_WHAT YOU HAVE TO DO:_
Every entry that follows should be repeated exactly; drop the images.

_EXTRACTED DATA:_

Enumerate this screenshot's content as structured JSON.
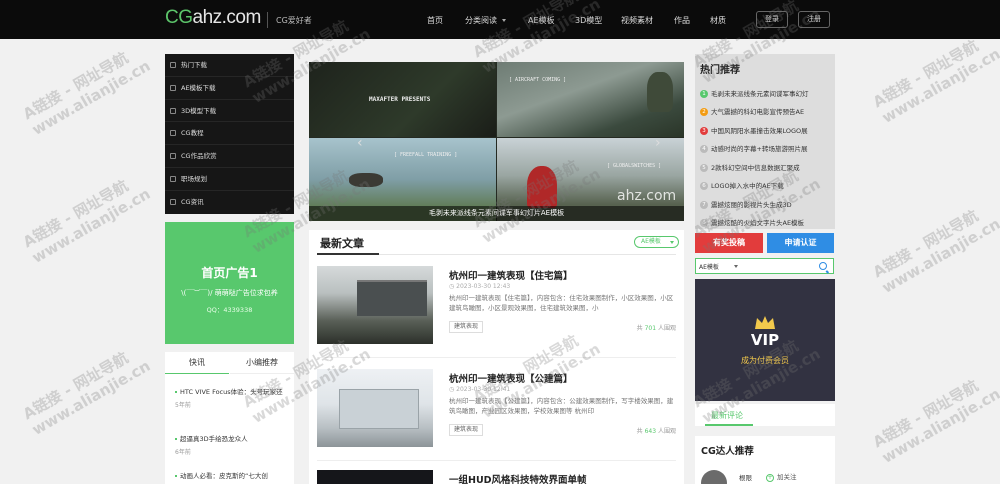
{
  "header": {
    "logo_cg": "CG",
    "logo_rest": "ahz.com",
    "tagline": "CG爱好者",
    "nav": [
      "首页",
      "分类阅读",
      "AE模板",
      "3D模型",
      "视频素材",
      "作品",
      "材质"
    ],
    "login": "登录",
    "register": "注册"
  },
  "categories": [
    "热门下载",
    "AE模板下载",
    "3D模型下载",
    "CG教程",
    "CG作品欣赏",
    "职场规划",
    "CG资讯"
  ],
  "ad": {
    "title": "首页广告1",
    "sub": "\\(￣︶￣)/ 萌萌哒广告位求包养",
    "qq": "QQ：4339338"
  },
  "news": {
    "tabs": [
      "快讯",
      "小编推荐"
    ],
    "items": [
      {
        "title": "HTC VIVE Focus体验：头号玩家还",
        "date": "5年前"
      },
      {
        "title": "超逼真3D手绘恐龙众人",
        "date": "6年前"
      },
      {
        "title": "动画人必看：皮克斯的“七大创",
        "date": ""
      }
    ]
  },
  "slider": {
    "caption": "毛剥未来派线条元素间谍军事幻灯片AE模板",
    "panel_texts": [
      "MAXAFTER PRESENTS",
      "[ AIRCRAFT COMING ]",
      "[ FREEFALL TRAINING ]",
      "[ GLOBALSWITCHES ]"
    ],
    "watermark": "ahz.com"
  },
  "latest": {
    "title": "最新文章",
    "filter": "AE模板",
    "articles": [
      {
        "title": "杭州印一建筑表现【住宅篇】",
        "date": "2023-03-30 12:43",
        "desc": "杭州印一建筑表现【住宅篇】，内容包含：住宅效果图制作，小区效果图，小区建筑鸟瞰图，小区景观效果图，住宅建筑效果图，小",
        "tag": "建筑表现",
        "views_prefix": "共",
        "views": "701",
        "views_suffix": "人围观"
      },
      {
        "title": "杭州印一建筑表现【公建篇】",
        "date": "2023-03-30 12:41",
        "desc": "杭州印一建筑表现【公建篇】，内容包含：公建效果图制作，写字楼效果图，建筑鸟瞰图，产业园区效果图，学校效果图等 杭州印",
        "tag": "建筑表现",
        "views_prefix": "共",
        "views": "643",
        "views_suffix": "人围观"
      },
      {
        "title": "一组HUD风格科技特效界面单帧",
        "date": "",
        "desc": "",
        "tag": "",
        "views_prefix": "",
        "views": "",
        "views_suffix": ""
      }
    ]
  },
  "hot": {
    "title": "热门推荐",
    "items": [
      {
        "n": "1",
        "t": "毛剥未来派线条元素间谍军事幻灯"
      },
      {
        "n": "2",
        "t": "大气震撼的科幻电影宣传预告AE"
      },
      {
        "n": "3",
        "t": "中国风阴阳水墨撞击效果LOGO展"
      },
      {
        "n": "4",
        "t": "动感时尚的字幕+转场旅游照片展"
      },
      {
        "n": "5",
        "t": "2款科幻空间中信息数据汇聚成"
      },
      {
        "n": "6",
        "t": "LOGO掉入水中的AE下载"
      },
      {
        "n": "7",
        "t": "震撼炫丽的影视片头生成3D"
      },
      {
        "n": "8",
        "t": "震撼炫酷的火焰文字片头AE模板"
      }
    ]
  },
  "buttons": {
    "submit": "有奖投稿",
    "certify": "申请认证"
  },
  "search": {
    "scope": "AE模板"
  },
  "vip": {
    "title": "VIP",
    "sub": "成为付费会员"
  },
  "comments": {
    "title": "最新评论"
  },
  "talent": {
    "title": "CG达人推荐",
    "name": "根限",
    "follow": "加关注"
  },
  "watermark": {
    "l1": "A链接 - 网址导航",
    "l2": "www.alianjie.cn"
  },
  "colors": {
    "accent": "#58c86d",
    "red": "#e23c3c",
    "blue": "#2f8de4",
    "vip_bg": "#323241",
    "hot_orange": "#f39c12"
  }
}
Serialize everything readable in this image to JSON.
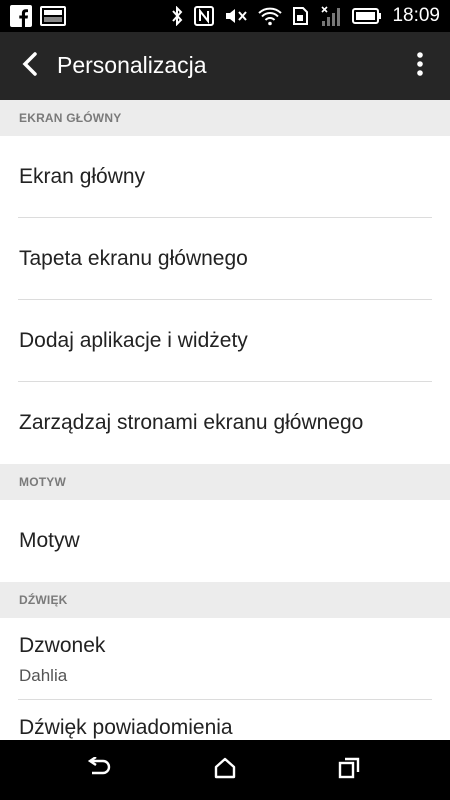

_YOUR SOLUTION:_
Enumerate this screenshot's content as structured JSON.
{
  "header": {
    "logo_cg": "CG",
    "logo_rest": "ahz.com",
    "tagline": "CG爱好者",
    "nav": [
      "首页",
      "分类阅读",
      "AE模板",
      "3D模型",
      "视频素材",
      "作品",
      "材质"
    ],
    "login": "登录",
    "register": "注册"
  },
  "categories": [
    "热门下载",
    "AE模板下载",
    "3D模型下载",
    "CG教程",
    "CG作品欣赏",
    "职场规划",
    "CG资讯"
  ],
  "ad": {
    "title": "首页广告1",
    "sub": "\\(￣︶￣)/ 萌萌哒广告位求包养",
    "qq": "QQ：4339338"
  },
  "news": {
    "tabs": [
      "快讯",
      "小编推荐"
    ],
    "items": [
      {
        "title": "HTC VIVE Focus体验：头号玩家还",
        "date": "5年前"
      },
      {
        "title": "超逼真3D手绘恐龙众人",
        "date": "6年前"
      },
      {
        "title": "动画人必看：皮克斯的“七大创",
        "date": ""
      }
    ]
  },
  "slider": {
    "caption": "毛剥未来派线条元素间谍军事幻灯片AE模板",
    "panel_texts": [
      "MAXAFTER PRESENTS",
      "[ AIRCRAFT COMING ]",
      "[ FREEFALL TRAINING ]",
      "[ GLOBALSWITCHES ]"
    ],
    "watermark": "ahz.com"
  },
  "latest": {
    "title": "最新文章",
    "filter": "AE模板",
    "articles": [
      {
        "title": "杭州印一建筑表现【住宅篇】",
        "date": "2023-03-30 12:43",
        "desc": "杭州印一建筑表现【住宅篇】，内容包含：住宅效果图制作，小区效果图，小区建筑鸟瞰图，小区景观效果图，住宅建筑效果图，小",
        "tag": "建筑表现",
        "views_prefix": "共",
        "views": "701",
        "views_suffix": "人围观"
      },
      {
        "title": "杭州印一建筑表现【公建篇】",
        "date": "2023-03-30 12:41",
        "desc": "杭州印一建筑表现【公建篇】，内容包含：公建效果图制作，写字楼效果图，建筑鸟瞰图，产业园区效果图，学校效果图等 杭州印",
        "tag": "建筑表现",
        "views_prefix": "共",
        "views": "643",
        "views_suffix": "人围观"
      },
      {
        "title": "一组HUD风格科技特效界面单帧",
        "date": "",
        "desc": "",
        "tag": "",
        "views_prefix": "",
        "views": "",
        "views_suffix": ""
      }
    ]
  },
  "hot": {
    "title": "热门推荐",
    "items": [
      {
        "n": "1",
        "t": "毛剥未来派线条元素间谍军事幻灯"
      },
      {
        "n": "2",
        "t": "大气震撼的科幻电影宣传预告AE"
      },
      {
        "n": "3",
        "t": "中国风阴阳水墨撞击效果LOGO展"
      },
      {
        "n": "4",
        "t": "动感时尚的字幕+转场旅游照片展"
      },
      {
        "n": "5",
        "t": "2款科幻空间中信息数据汇聚成"
      },
      {
        "n": "6",
        "t": "LOGO掉入水中的AE下载"
      },
      {
        "n": "7",
        "t": "震撼炫丽的影视片头生成3D"
      },
      {
        "n": "8",
        "t": "震撼炫酷的火焰文字片头AE模板"
      }
    ]
  },
  "buttons": {
    "submit": "有奖投稿",
    "certify": "申请认证"
  },
  "search": {
    "scope": "AE模板"
  },
  "vip": {
    "title": "VIP",
    "sub": "成为付费会员"
  },
  "comments": {
    "title": "最新评论"
  },
  "talent": {
    "title": "CG达人推荐",
    "name": "根限",
    "follow": "加关注"
  },
  "watermark": {
    "l1": "A链接 - 网址导航",
    "l2": "www.alianjie.cn"
  },
  "colors": {
    "accent": "#58c86d",
    "red": "#e23c3c",
    "blue": "#2f8de4",
    "vip_bg": "#323241",
    "hot_orange": "#f39c12"
  }
}
Serialize everything readable in this image to JSON.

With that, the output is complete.